## [What this task involves]
Whenever a line in the entries includes the word "zakka", copy that line out.

◇ ◇ ◇ ◇ ◇ ◇ ◇

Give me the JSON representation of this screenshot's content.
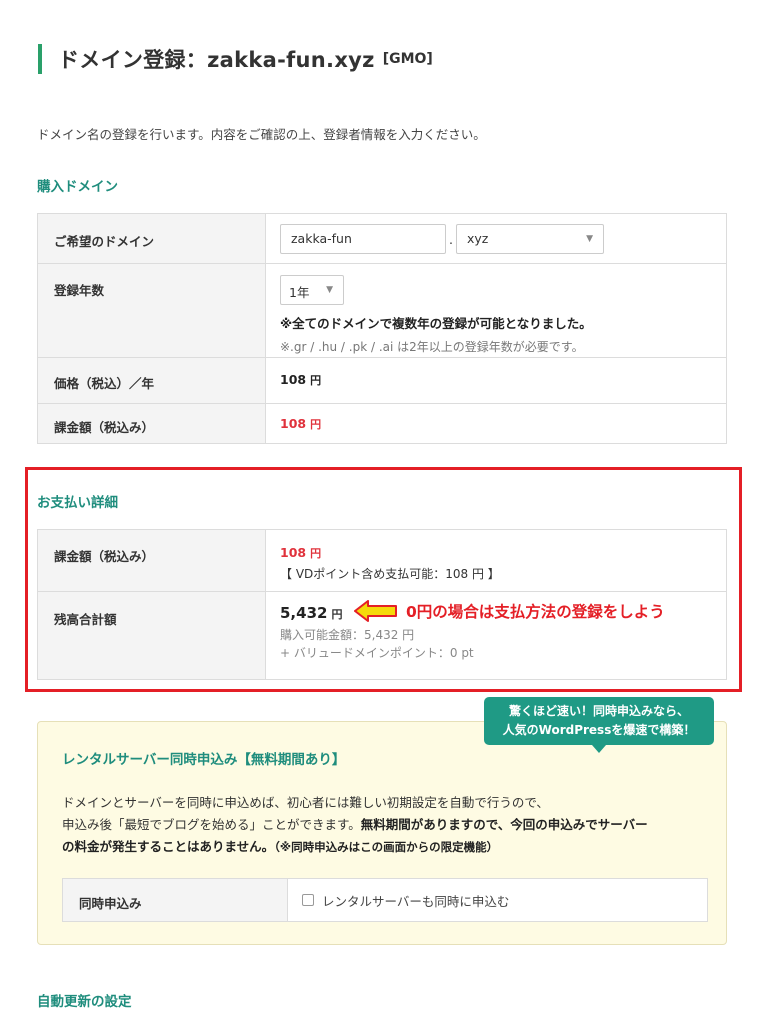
{
  "header": {
    "title": "ドメイン登録：zakka-fun.xyz",
    "tag": "[GMO]"
  },
  "intro": "ドメイン名の登録を行います。内容をご確認の上、登録者情報を入力ください。",
  "purchase": {
    "heading": "購入ドメイン",
    "rows": {
      "domain_label": "ご希望のドメイン",
      "domain_value": "zakka-fun",
      "dot": ".",
      "tld_value": "xyz",
      "years_label": "登録年数",
      "years_value": "1年",
      "years_note": "※全てのドメインで複数年の登録が可能となりました。",
      "years_subnote": "※.gr / .hu / .pk / .ai は2年以上の登録年数が必要です。",
      "price_label": "価格（税込）／年",
      "price_value": "108",
      "price_unit": "円",
      "charge_label": "課金額（税込み）",
      "charge_value": "108",
      "charge_unit": "円"
    }
  },
  "payment": {
    "heading": "お支払い詳細",
    "charge_label": "課金額（税込み）",
    "charge_value": "108",
    "charge_unit": "円",
    "charge_note": "【 VDポイント含め支払可能：108 円 】",
    "balance_label": "残高合計額",
    "balance_value": "5,432",
    "balance_unit": "円",
    "available": "購入可能金額：5,432 円",
    "points": "+ バリュードメインポイント：0 pt"
  },
  "annotation": "0円の場合は支払方法の登録をしよう",
  "bubble": {
    "line1": "驚くほど速い！同時申込みなら、",
    "line2": "人気のWordPressを爆速で構築！"
  },
  "server": {
    "title": "レンタルサーバー同時申込み【無料期間あり】",
    "text1": "ドメインとサーバーを同時に申込めば、初心者には難しい初期設定を自動で行うので、",
    "text2a": "申込み後「最短でブログを始める」ことができます。",
    "text2b": "無料期間がありますので、今回の申込みでサーバー",
    "text3a": "の料金が発生することはありません。",
    "text3b": "（※同時申込みはこの画面からの限定機能）",
    "row_label": "同時申込み",
    "checkbox_label": "レンタルサーバーも同時に申込む"
  },
  "auto_renew": {
    "heading": "自動更新の設定"
  },
  "colors": {
    "accent_green": "#1f8d7d",
    "title_bar": "#2aa06a",
    "alert_red": "#e41f26",
    "arrow_yellow": "#f5d90a"
  }
}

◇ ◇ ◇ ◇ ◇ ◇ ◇

## [Worked solution]
    "title": "ドメイン登録：zakka-fun.xyz",
      "domain_value": "zakka-fun",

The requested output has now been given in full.